Donald Trump and Robert Kiyosaki are both concerned. Their concern is that the rich are getting richer, but America is getting poorer. The entitlement mentality is epidemic, creating people who expect their country, employer, or family to take care of them. And like the polar ice caps, the middle class is disappearing. America is becoming a two-class society, and soon you will be either rich or poor. Trump and Kiyosaki want you to be rich.
"Allergan's Healthy Price May Come With Side Effects" is from the July 28,2015 Markets section of The Wall Street Journal. It was written by Charley Grant and narrated by Ken Borgers.
Here's a creative way to make the best use of your morning commute: listen to The Wall Street Journal. Each morning, you'll get the must-hear stories from the Journal's front page, as well as the most popular columns and briefings from Marketplace, Money & Investing, and more. And, every Friday, you'll get a bonus delivery: features, columns, and reviews from the Weekend Journal.
"Mad Tax Fury Road" is from the July 28,2015 Opinion section of The Wall Street Journal. It was narrated by Ken Borgers.
"Clock Is Ticking for Time Inc.'s CEO" is from the July 28,2015 Business section of The Wall Street Journal. It was written by Jeffrey A. Trachtenberg and narrated by Ken Borgers.
"The $500-a-Month Workout Habit" is from the July 28,2015 Life section of The Wall Street Journal. It was written by Rachel Bachman and narrated by Ken Borgers.
It's the perfect listen for your morning commute! In the time it takes you to get to work, you'll hear a digest of the day's top stories, prepared by the editorial staff of The New York Times. Each edition includes articles from the front page, as well as the paper's international, national, business, sports, and editorial sections.
"China Stocks Tumble 8.5%, Calling Into Question Beijing's Market-Rescue Effort" is from the July 28,2015 Markets section of The Wall Street Journal. It was written by Lingling Wei and Chao Deng and narrated by Ken Borgers.
"Schools Face the Teen-Cutting Problem" is from the July 28,2015 Life section of The Wall Street Journal. It was written by Dana Wechsler Linden and narrated by Ken Borgers.
"U.S. Stocks Follow Global Markets Lower" is from the July 28,2015 Markets section of The Wall Street Journal. It was written by Dan Strumpf and Tommy Stubbington and narrated by Ken Borgers.
"Headlines from What's News Business and Finance" is from the July 28, 2015 of The Wall Street Journal. It was narrated by Ken Borgers.
"Headlines from the Tech Center" is from the July 28, 2015 of The Wall Street Journal. It was narrated by Ken Borgers.
"Record Fine for Fiat Chrysler" is from the July 27,2015 US section of The Wall Street Journal. It was written by Mike Spector and narrated by Ken Borgers.
"Headlines from What's News Business and Finance" is from the July 27, 2015 of The Wall Street Journal. It was narrated by Ken Borgers.
"Why Uber Drives the Left Crazy" is from the July 27,2015 Opinion section of The Wall Street Journal. It was written by L. Gordon Crovitz and narrated by Ken Borgers.
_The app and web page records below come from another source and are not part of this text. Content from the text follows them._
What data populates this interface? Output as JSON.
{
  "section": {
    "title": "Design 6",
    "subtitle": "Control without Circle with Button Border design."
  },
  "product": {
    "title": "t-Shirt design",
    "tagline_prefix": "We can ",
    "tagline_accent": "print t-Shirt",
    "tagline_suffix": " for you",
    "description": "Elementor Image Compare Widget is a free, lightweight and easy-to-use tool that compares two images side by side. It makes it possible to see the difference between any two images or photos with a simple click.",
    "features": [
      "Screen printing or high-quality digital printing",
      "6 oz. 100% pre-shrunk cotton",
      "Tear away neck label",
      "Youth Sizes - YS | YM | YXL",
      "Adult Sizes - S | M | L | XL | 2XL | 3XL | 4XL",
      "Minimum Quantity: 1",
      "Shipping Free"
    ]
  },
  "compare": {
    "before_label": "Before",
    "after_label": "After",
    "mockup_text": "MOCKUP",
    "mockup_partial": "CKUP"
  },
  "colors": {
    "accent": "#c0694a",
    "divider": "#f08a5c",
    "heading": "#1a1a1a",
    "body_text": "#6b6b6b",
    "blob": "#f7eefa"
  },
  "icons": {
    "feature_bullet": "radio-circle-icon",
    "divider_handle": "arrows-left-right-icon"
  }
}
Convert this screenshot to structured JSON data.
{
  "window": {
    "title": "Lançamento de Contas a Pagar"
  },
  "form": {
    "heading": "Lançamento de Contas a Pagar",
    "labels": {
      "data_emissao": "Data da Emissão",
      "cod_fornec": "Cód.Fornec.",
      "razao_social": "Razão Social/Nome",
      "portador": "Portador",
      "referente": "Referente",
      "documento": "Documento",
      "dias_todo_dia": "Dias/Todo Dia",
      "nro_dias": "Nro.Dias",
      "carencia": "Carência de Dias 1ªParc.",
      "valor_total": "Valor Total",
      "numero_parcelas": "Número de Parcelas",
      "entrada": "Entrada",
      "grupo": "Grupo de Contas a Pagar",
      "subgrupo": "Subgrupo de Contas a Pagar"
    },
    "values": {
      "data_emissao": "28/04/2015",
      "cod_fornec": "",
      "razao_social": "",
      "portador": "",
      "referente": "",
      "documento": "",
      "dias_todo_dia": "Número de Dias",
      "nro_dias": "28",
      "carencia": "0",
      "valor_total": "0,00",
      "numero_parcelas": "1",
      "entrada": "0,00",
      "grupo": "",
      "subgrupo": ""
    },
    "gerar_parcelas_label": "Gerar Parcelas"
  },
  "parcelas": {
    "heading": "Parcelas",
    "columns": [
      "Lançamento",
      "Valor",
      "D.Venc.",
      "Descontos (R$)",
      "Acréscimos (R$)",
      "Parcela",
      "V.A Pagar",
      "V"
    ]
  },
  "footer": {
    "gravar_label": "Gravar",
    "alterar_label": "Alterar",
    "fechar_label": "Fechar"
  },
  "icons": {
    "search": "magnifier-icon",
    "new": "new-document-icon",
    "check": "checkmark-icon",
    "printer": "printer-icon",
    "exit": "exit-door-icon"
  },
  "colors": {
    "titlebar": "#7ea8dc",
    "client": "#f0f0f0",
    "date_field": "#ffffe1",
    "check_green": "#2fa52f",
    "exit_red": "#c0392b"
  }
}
"'Modest' Bathing Suits Make a Splash: Leggings, Sleeves, 'Skorts'" is from the July 27,2015 Life section of The Wall Street Journal. It was written by Lucette Lagnado and narrated by Ken Borgers.
"Headlines from the Tech Center" is from the July 27, 2015 of The Wall Street Journal. It was narrated by Ken Borgers.
"The Only Six Stocks That Matter" is from the July 27,2015 Markets section of The Wall Street Journal. It was written by Dan Strumpf and narrated by Ken Borgers.
"Oil Heading for Fall as Diesel's Engine Sputters" is from the July 27,2015 Markets section of The Wall Street Journal. It was written by Liam Denning and narrated by Ken Borgers.